In the heat of biologists and zoologists struggling to find the reason for the white-nose syndrome in bats, they have discovered something very interesting about the tiny, flying mammals. Some of the bats had been killed not by the infection, but instead by their own immune systems, which had become hyper-aggressive to combat the disease and had fought the bats’ own cells. This phenomenon of “cellular suicide” struck those examining the animals as similar to AIDS (acquired immunodeficiency syndrome) in humans, and researchers have decided to do more studies on the connection. Something in the bats triggers “a mad army of white blood cells massed for a lethal attack,” and what AIDS researchers are hoping to discover is how the bats immune system can recognize the attack with no clear chemical signal. If this signal can be properly understood, it may lead to insights on how the human immune system functions as well.

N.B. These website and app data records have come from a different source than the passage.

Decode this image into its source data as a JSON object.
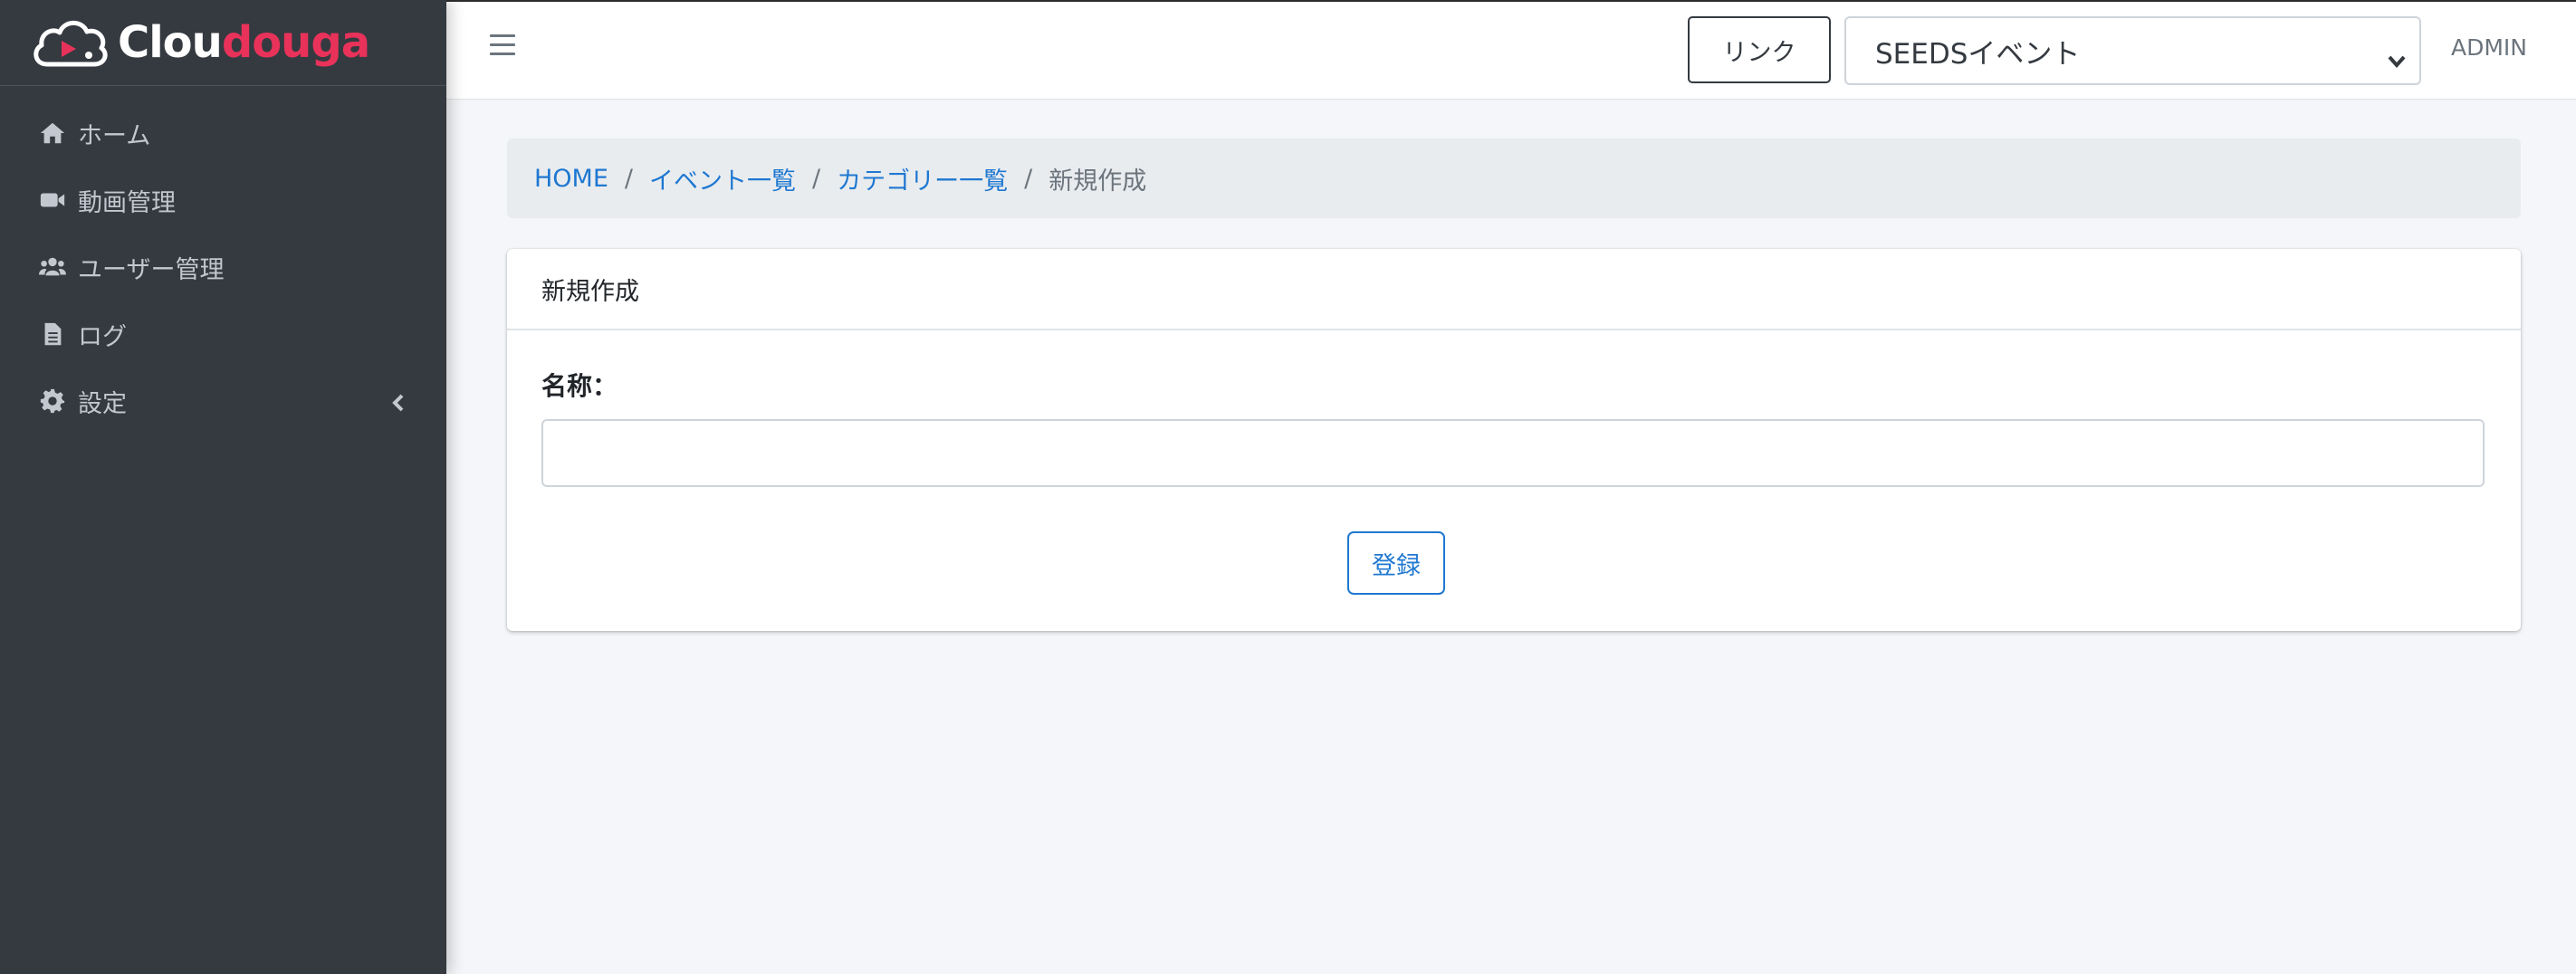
{
  "brand": {
    "name_part1": "Clou",
    "name_part2": "douga",
    "accent_color": "#e8325a"
  },
  "sidebar": {
    "items": [
      {
        "label": "ホーム",
        "icon": "home-icon"
      },
      {
        "label": "動画管理",
        "icon": "video-camera-icon"
      },
      {
        "label": "ユーザー管理",
        "icon": "users-icon"
      },
      {
        "label": "ログ",
        "icon": "file-icon"
      },
      {
        "label": "設定",
        "icon": "gear-icon",
        "has_submenu": true
      }
    ]
  },
  "topbar": {
    "link_label": "リンク",
    "event_select_value": "SEEDSイベント",
    "user_label": "ADMIN"
  },
  "breadcrumb": {
    "items": [
      "HOME",
      "イベント一覧",
      "カテゴリー一覧"
    ],
    "current": "新規作成"
  },
  "form": {
    "title": "新規作成",
    "name_label": "名称：",
    "name_value": "",
    "submit_label": "登録"
  },
  "colors": {
    "sidebar_bg": "#343a40",
    "link": "#1f78d1",
    "content_bg": "#f4f6f9"
  }
}
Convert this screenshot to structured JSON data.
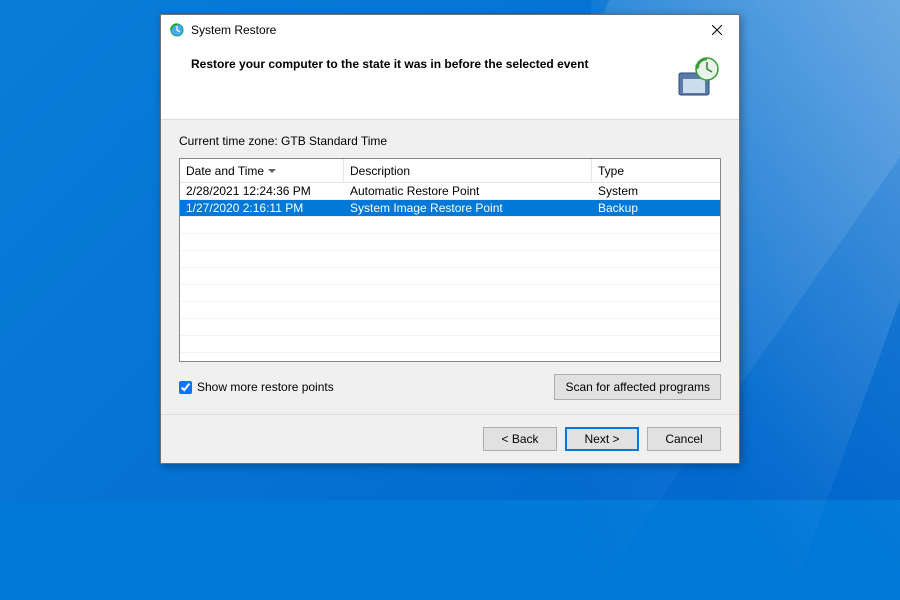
{
  "window": {
    "title": "System Restore"
  },
  "header": {
    "heading": "Restore your computer to the state it was in before the selected event"
  },
  "body": {
    "timezone_label": "Current time zone: GTB Standard Time",
    "columns": {
      "date": "Date and Time",
      "desc": "Description",
      "type": "Type"
    },
    "rows": [
      {
        "date": "2/28/2021 12:24:36 PM",
        "desc": "Automatic Restore Point",
        "type": "System",
        "selected": false
      },
      {
        "date": "1/27/2020 2:16:11 PM",
        "desc": "System Image Restore Point",
        "type": "Backup",
        "selected": true
      }
    ],
    "show_more_label": "Show more restore points",
    "show_more_checked": true,
    "scan_button": "Scan for affected programs"
  },
  "footer": {
    "back": "< Back",
    "next": "Next >",
    "cancel": "Cancel"
  }
}
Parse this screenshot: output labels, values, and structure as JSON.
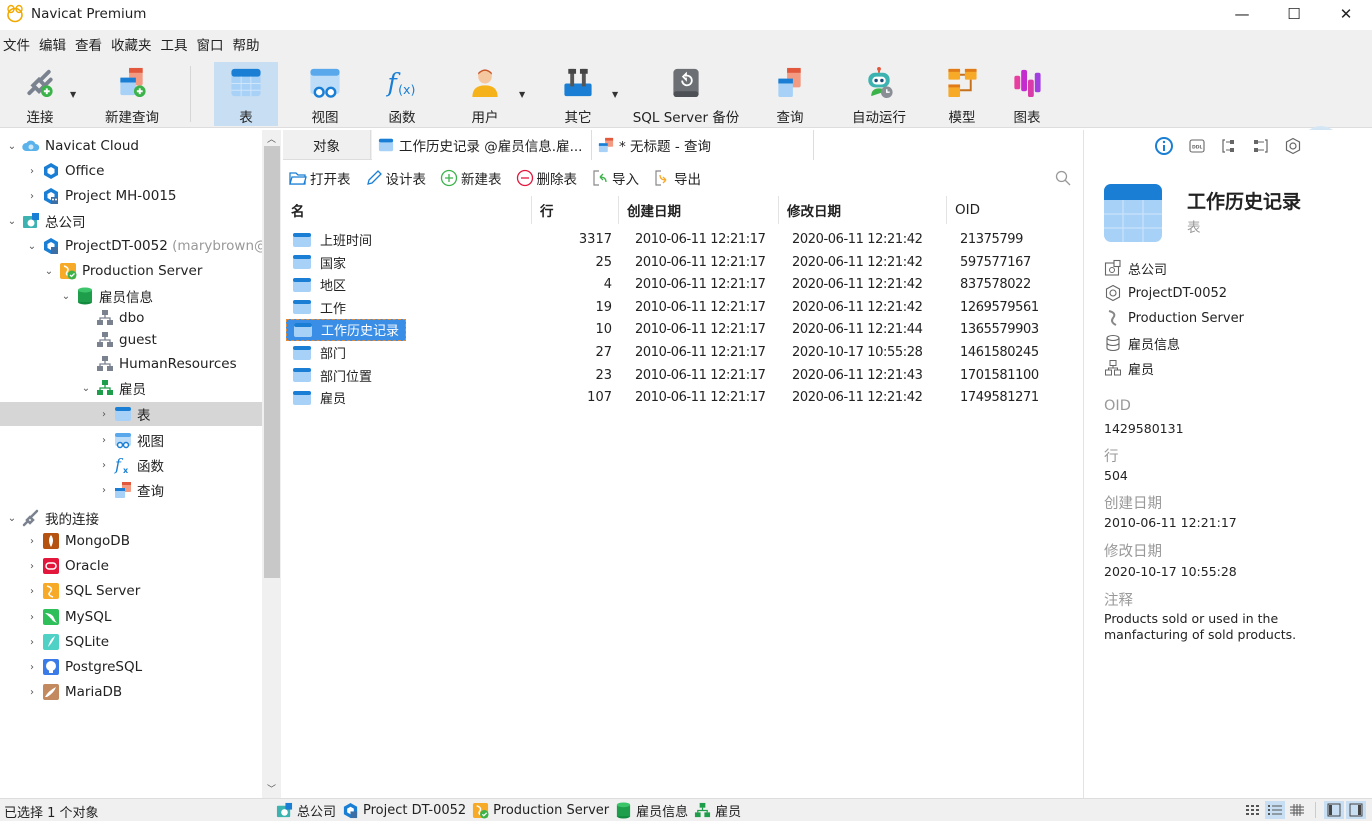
{
  "app": {
    "title": "Navicat Premium"
  },
  "window_controls": {
    "minimize": "—",
    "maximize": "☐",
    "close": "✕"
  },
  "menu": [
    "文件",
    "编辑",
    "查看",
    "收藏夹",
    "工具",
    "窗口",
    "帮助"
  ],
  "toolbar": {
    "items": [
      {
        "id": "connect",
        "label": "连接",
        "icon": "plug-add-icon",
        "dropdown": true
      },
      {
        "id": "new-query",
        "label": "新建查询",
        "icon": "new-query-icon",
        "dropdown": false
      },
      {
        "id": "table",
        "label": "表",
        "icon": "table-icon",
        "active": true
      },
      {
        "id": "view",
        "label": "视图",
        "icon": "view-icon"
      },
      {
        "id": "function",
        "label": "函数",
        "icon": "function-icon"
      },
      {
        "id": "user",
        "label": "用户",
        "icon": "user-icon",
        "dropdown": true
      },
      {
        "id": "other",
        "label": "其它",
        "icon": "tools-icon",
        "dropdown": true
      },
      {
        "id": "backup",
        "label": "SQL Server 备份",
        "icon": "backup-icon"
      },
      {
        "id": "query",
        "label": "查询",
        "icon": "query-icon"
      },
      {
        "id": "automation",
        "label": "自动运行",
        "icon": "robot-icon"
      },
      {
        "id": "model",
        "label": "模型",
        "icon": "model-icon"
      },
      {
        "id": "chart",
        "label": "图表",
        "icon": "chart-icon"
      }
    ]
  },
  "sidebar": {
    "items": [
      {
        "label": "Navicat Cloud",
        "level": 0,
        "expanded": true,
        "icon": "cloud-icon"
      },
      {
        "label": "Office",
        "level": 1,
        "expanded": false,
        "icon": "project-icon"
      },
      {
        "label": "Project MH-0015",
        "level": 1,
        "expanded": false,
        "icon": "project-shared-icon"
      },
      {
        "label": "总公司",
        "level": 0,
        "expanded": true,
        "icon": "company-icon"
      },
      {
        "label": "ProjectDT-0052",
        "suffix": "(marybrown@",
        "level": 1,
        "expanded": true,
        "icon": "project-shared-icon"
      },
      {
        "label": "Production Server",
        "level": 2,
        "expanded": true,
        "icon": "sqlserver-connected-icon"
      },
      {
        "label": "雇员信息",
        "level": 3,
        "expanded": true,
        "icon": "database-icon"
      },
      {
        "label": "dbo",
        "level": 4,
        "icon": "schema-icon"
      },
      {
        "label": "guest",
        "level": 4,
        "icon": "schema-icon"
      },
      {
        "label": "HumanResources",
        "level": 4,
        "icon": "schema-icon"
      },
      {
        "label": "雇员",
        "level": 4,
        "expanded": true,
        "icon": "schema-active-icon"
      },
      {
        "label": "表",
        "level": 5,
        "expanded": false,
        "icon": "table-icon",
        "selected": true
      },
      {
        "label": "视图",
        "level": 5,
        "expanded": false,
        "icon": "view-icon"
      },
      {
        "label": "函数",
        "level": 5,
        "expanded": false,
        "icon": "function-icon"
      },
      {
        "label": "查询",
        "level": 5,
        "expanded": false,
        "icon": "query-icon"
      },
      {
        "label": "我的连接",
        "level": 0,
        "expanded": true,
        "icon": "connection-icon"
      },
      {
        "label": "MongoDB",
        "level": 1,
        "expanded": false,
        "icon": "mongodb-icon"
      },
      {
        "label": "Oracle",
        "level": 1,
        "expanded": false,
        "icon": "oracle-icon"
      },
      {
        "label": "SQL Server",
        "level": 1,
        "expanded": false,
        "icon": "sqlserver-icon"
      },
      {
        "label": "MySQL",
        "level": 1,
        "expanded": false,
        "icon": "mysql-icon"
      },
      {
        "label": "SQLite",
        "level": 1,
        "expanded": false,
        "icon": "sqlite-icon"
      },
      {
        "label": "PostgreSQL",
        "level": 1,
        "expanded": false,
        "icon": "postgresql-icon"
      },
      {
        "label": "MariaDB",
        "level": 1,
        "expanded": false,
        "icon": "mariadb-icon"
      }
    ]
  },
  "tabs": [
    {
      "label": "对象",
      "active": true
    },
    {
      "label": "工作历史记录 @雇员信息.雇...",
      "icon": "table-icon"
    },
    {
      "label": "* 无标题 - 查询",
      "icon": "query-icon"
    }
  ],
  "object_toolbar": [
    {
      "label": "打开表",
      "icon": "folder-open-icon"
    },
    {
      "label": "设计表",
      "icon": "pencil-icon"
    },
    {
      "label": "新建表",
      "icon": "plus-circle-icon"
    },
    {
      "label": "删除表",
      "icon": "minus-circle-icon"
    },
    {
      "label": "导入",
      "icon": "import-icon"
    },
    {
      "label": "导出",
      "icon": "export-icon"
    }
  ],
  "table": {
    "columns": [
      "名",
      "行",
      "创建日期",
      "修改日期",
      "OID"
    ],
    "rows": [
      {
        "name": "上班时间",
        "rows": "3317",
        "created": "2010-06-11 12:21:17",
        "modified": "2020-06-11 12:21:42",
        "oid": "21375799"
      },
      {
        "name": "国家",
        "rows": "25",
        "created": "2010-06-11 12:21:17",
        "modified": "2020-06-11 12:21:42",
        "oid": "597577167"
      },
      {
        "name": "地区",
        "rows": "4",
        "created": "2010-06-11 12:21:17",
        "modified": "2020-06-11 12:21:42",
        "oid": "837578022"
      },
      {
        "name": "工作",
        "rows": "19",
        "created": "2010-06-11 12:21:17",
        "modified": "2020-06-11 12:21:42",
        "oid": "1269579561"
      },
      {
        "name": "工作历史记录",
        "rows": "10",
        "created": "2010-06-11 12:21:17",
        "modified": "2020-06-11 12:21:44",
        "oid": "1365579903",
        "selected": true
      },
      {
        "name": "部门",
        "rows": "27",
        "created": "2010-06-11 12:21:17",
        "modified": "2020-10-17 10:55:28",
        "oid": "1461580245"
      },
      {
        "name": "部门位置",
        "rows": "23",
        "created": "2010-06-11 12:21:17",
        "modified": "2020-06-11 12:21:43",
        "oid": "1701581100"
      },
      {
        "name": "雇员",
        "rows": "107",
        "created": "2010-06-11 12:21:17",
        "modified": "2020-06-11 12:21:42",
        "oid": "1749581271"
      }
    ]
  },
  "info_panel": {
    "tab_icons": [
      "info-icon",
      "ddl-icon",
      "dependency-icon",
      "relation-icon",
      "hexagon-icon"
    ],
    "title": "工作历史记录",
    "type": "表",
    "path": [
      {
        "label": "总公司",
        "icon": "company-icon"
      },
      {
        "label": "ProjectDT-0052",
        "icon": "project-icon"
      },
      {
        "label": "Production Server",
        "icon": "server-icon"
      },
      {
        "label": "雇员信息",
        "icon": "database-icon"
      },
      {
        "label": "雇员",
        "icon": "schema-icon"
      }
    ],
    "props": [
      {
        "label": "OID",
        "value": "1429580131"
      },
      {
        "label": "行",
        "value": "504"
      },
      {
        "label": "创建日期",
        "value": "2010-06-11 12:21:17"
      },
      {
        "label": "修改日期",
        "value": "2020-10-17 10:55:28"
      },
      {
        "label": "注释",
        "value": "Products sold or used in the manfacturing of sold products."
      }
    ]
  },
  "statusbar": {
    "selection": "已选择 1 个对象",
    "crumbs": [
      {
        "label": "总公司",
        "icon": "company-icon"
      },
      {
        "label": "Project DT-0052",
        "icon": "project-shared-icon"
      },
      {
        "label": "Production Server",
        "icon": "sqlserver-connected-icon"
      },
      {
        "label": "雇员信息",
        "icon": "database-icon"
      },
      {
        "label": "雇员",
        "icon": "schema-icon"
      }
    ],
    "view_modes": [
      "list-view-icon",
      "detail-view-icon",
      "grid-view-icon"
    ],
    "active_view": "detail-view-icon"
  },
  "colors": {
    "accent": "#1a7fd4",
    "selection": "#3a8ee6",
    "toolbar_active": "#c8def2"
  }
}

Although very little progress is made on this research, and though there are drastic differences between the immune systems of humans and bats, this stuck out as a great discovery to hope for.